What to work on: Go through the material below and count the lines with the string "volume"; the number is the whole answer.
==== Records to process ====
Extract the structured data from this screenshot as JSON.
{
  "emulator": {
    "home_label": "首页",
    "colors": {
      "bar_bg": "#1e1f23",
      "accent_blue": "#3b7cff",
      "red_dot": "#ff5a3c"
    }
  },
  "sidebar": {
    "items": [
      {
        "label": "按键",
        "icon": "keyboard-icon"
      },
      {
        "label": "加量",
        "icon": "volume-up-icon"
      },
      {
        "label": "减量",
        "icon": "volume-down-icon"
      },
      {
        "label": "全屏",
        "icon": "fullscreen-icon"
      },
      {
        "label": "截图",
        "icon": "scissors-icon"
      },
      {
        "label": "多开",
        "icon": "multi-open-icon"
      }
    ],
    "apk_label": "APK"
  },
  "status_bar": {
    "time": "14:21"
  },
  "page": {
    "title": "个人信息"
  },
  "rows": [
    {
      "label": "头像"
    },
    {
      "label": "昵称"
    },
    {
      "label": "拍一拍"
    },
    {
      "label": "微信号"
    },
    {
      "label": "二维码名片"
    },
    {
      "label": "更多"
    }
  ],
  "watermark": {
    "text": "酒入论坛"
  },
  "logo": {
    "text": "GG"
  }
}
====
Result: 2